Saturday, January 1, 2011


Whether you are drawn to his music or not, Cage was a brilliant thinker whose words , spoken or written, never fail to intrigue and captivate the imagination. Personally I find his early pieces, especially his first String Quartet and short piano works to exhibit a great timeless simplicity and beauty, that predate the integration of Zen thought into Western Art and Lifestyle that started to flourish in the 60's, as well as the Minimalist style of music that was to become so popular in the 70's and 80's. Similarly, I find his later "Number" pieces to reflect these earlier works as a kind of mature and distilled refinement of this original conception of music. At the risk of sounding facetious, you could make the case that Cage is what Bach might have been, had he been a Haiku master …. His prolific compositional body of work certainly seems Bachian. I was boarding a plane in Seoul on my way to Kyoto for the first time in my life, when, reading a copy of the International Tribune, I happened upon the news of Cage's passing. This proved to become a synchronous event for me, as I had no idea that I would spend the next week of my life visiting numerous Zen temples and rock gardens , especially Ryoanji which was such a important touchstone for Cage's art, both musical and visual.
Lurtsema was a wonderful radio host on WGBH whose breadth of knowledge on things musical and non musical allowed him to create fascinating "themed" musical/historical programs . His show was a daily staple in New England and his warm pipes made for many a wonderful morning of coffee and listening pleasure. It still brings a smile to my face when I remember him making a unique way of appealing to his listeners during a WGBH fund raising period. Lurtsema's show , Morning Pro Musica, always began with a few minutes of birdsong that gradually faded in his theme music, and finally his own spoken greeting. During this fundraiser he made his point by starting his show with dead air for the normally prescribed time duration of the open. He followed this with the observation that this is what listeners could expect if funds were to dry up. i am sure people rushed to their checkbooks.
I had taped the first interview offered here when it occurred and listened to it many, many times. In 1994, shortly after moving to Columbia, MD. from Westerly, RI., my car was broken into and tapes including the interview were stolen. I called WGBH and spoke to some kind soul who, after hearing my plight, offered to send me a copy on cassette. When it arrived, it contained the bonus of another interview with these two men from 1993. It is also offered here. I sent, if memory serves, a check for 50$ to WGBH as a small thanks for the the kindness extend to me . If you decide to download and enjoy these remarkable conversations, perhaps you will find it in your heart to contribute to your own choice of public service.

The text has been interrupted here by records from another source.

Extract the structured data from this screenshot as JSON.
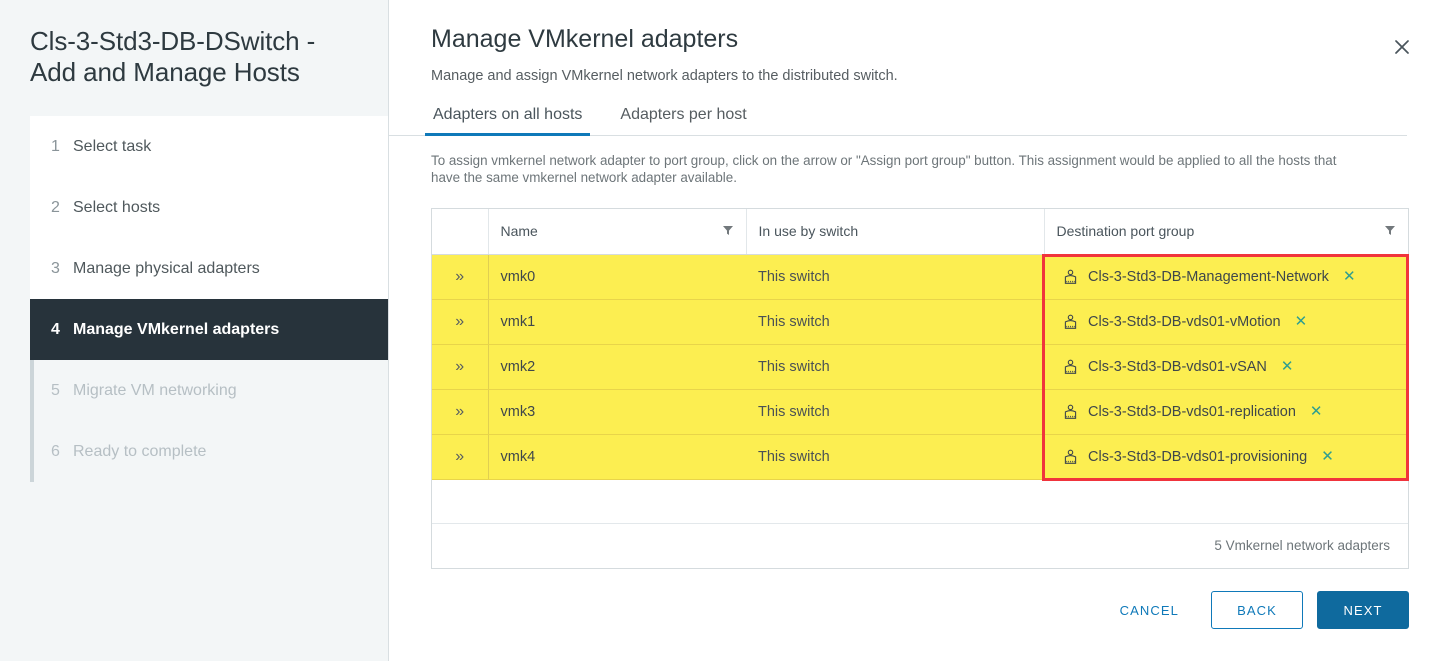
{
  "sidebar": {
    "title": "Cls-3-Std3-DB-DSwitch - Add and Manage Hosts",
    "steps": [
      {
        "num": "1",
        "label": "Select task",
        "state": "completed"
      },
      {
        "num": "2",
        "label": "Select hosts",
        "state": "completed"
      },
      {
        "num": "3",
        "label": "Manage physical adapters",
        "state": "completed"
      },
      {
        "num": "4",
        "label": "Manage VMkernel adapters",
        "state": "active"
      },
      {
        "num": "5",
        "label": "Migrate VM networking",
        "state": "upcoming"
      },
      {
        "num": "6",
        "label": "Ready to complete",
        "state": "upcoming"
      }
    ]
  },
  "main": {
    "title": "Manage VMkernel adapters",
    "subtitle": "Manage and assign VMkernel network adapters to the distributed switch.",
    "close_icon": "close-icon",
    "tabs": [
      {
        "label": "Adapters on all hosts",
        "active": true
      },
      {
        "label": "Adapters per host",
        "active": false
      }
    ],
    "instructions": "To assign vmkernel network adapter to port group, click on the arrow or \"Assign port group\" button. This assignment would be applied to all the hosts that have the same vmkernel network adapter available.",
    "table": {
      "columns": [
        {
          "key": "expand",
          "label": "",
          "filter": false
        },
        {
          "key": "name",
          "label": "Name",
          "filter": true
        },
        {
          "key": "switch",
          "label": "In use by switch",
          "filter": false
        },
        {
          "key": "dest",
          "label": "Destination port group",
          "filter": true
        }
      ],
      "expand_glyph": "»",
      "rows": [
        {
          "name": "vmk0",
          "switch": "This switch",
          "dest": "Cls-3-Std3-DB-Management-Network",
          "dest_icon": "port-group-icon",
          "remove_glyph": "✕"
        },
        {
          "name": "vmk1",
          "switch": "This switch",
          "dest": "Cls-3-Std3-DB-vds01-vMotion",
          "dest_icon": "port-group-icon",
          "remove_glyph": "✕"
        },
        {
          "name": "vmk2",
          "switch": "This switch",
          "dest": "Cls-3-Std3-DB-vds01-vSAN",
          "dest_icon": "port-group-icon",
          "remove_glyph": "✕"
        },
        {
          "name": "vmk3",
          "switch": "This switch",
          "dest": "Cls-3-Std3-DB-vds01-replication",
          "dest_icon": "port-group-icon",
          "remove_glyph": "✕"
        },
        {
          "name": "vmk4",
          "switch": "This switch",
          "dest": "Cls-3-Std3-DB-vds01-provisioning",
          "dest_icon": "port-group-icon",
          "remove_glyph": "✕"
        }
      ],
      "footer_count": "5 Vmkernel network adapters"
    },
    "buttons": {
      "cancel": "CANCEL",
      "back": "BACK",
      "next": "NEXT"
    }
  },
  "colors": {
    "accent_blue": "#0f79b9",
    "primary_button": "#0f6a9e",
    "highlight_yellow": "#fcee51",
    "callout_red": "#f0343c",
    "step_done_green": "#4f9400",
    "active_step_bg": "#27333b",
    "remove_teal": "#2f9e8f"
  }
}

Dan said...

I'm more familiar with some of the Cage's minimalist "followers" than with Cage himself and he's long been on my list to explore, but I haven't taken the time to poke around and find recommendations as far as the best way in. And, composers are more difficult for me than other types of musical artists because you have to think not just about which pieces to hear first but which performances. So, with all that in mind, if one were going to buy a CD of John Cage music for the first time, what one (or several) would you suggest?

Rob said...

Thank you so very much for the Cage-Lurtsema interview. It's absolutely wonderful. I too miss Robert J. and his morning program. Cage has left us so much great music. Thank you again (from Westerly RI!) Rob

Wall Matthews said...

I would start with the Mode recording of his early string quartet (, his early violin and piano composition (, and his early prepared piano pieces :,93469.html,93505.html
and especially :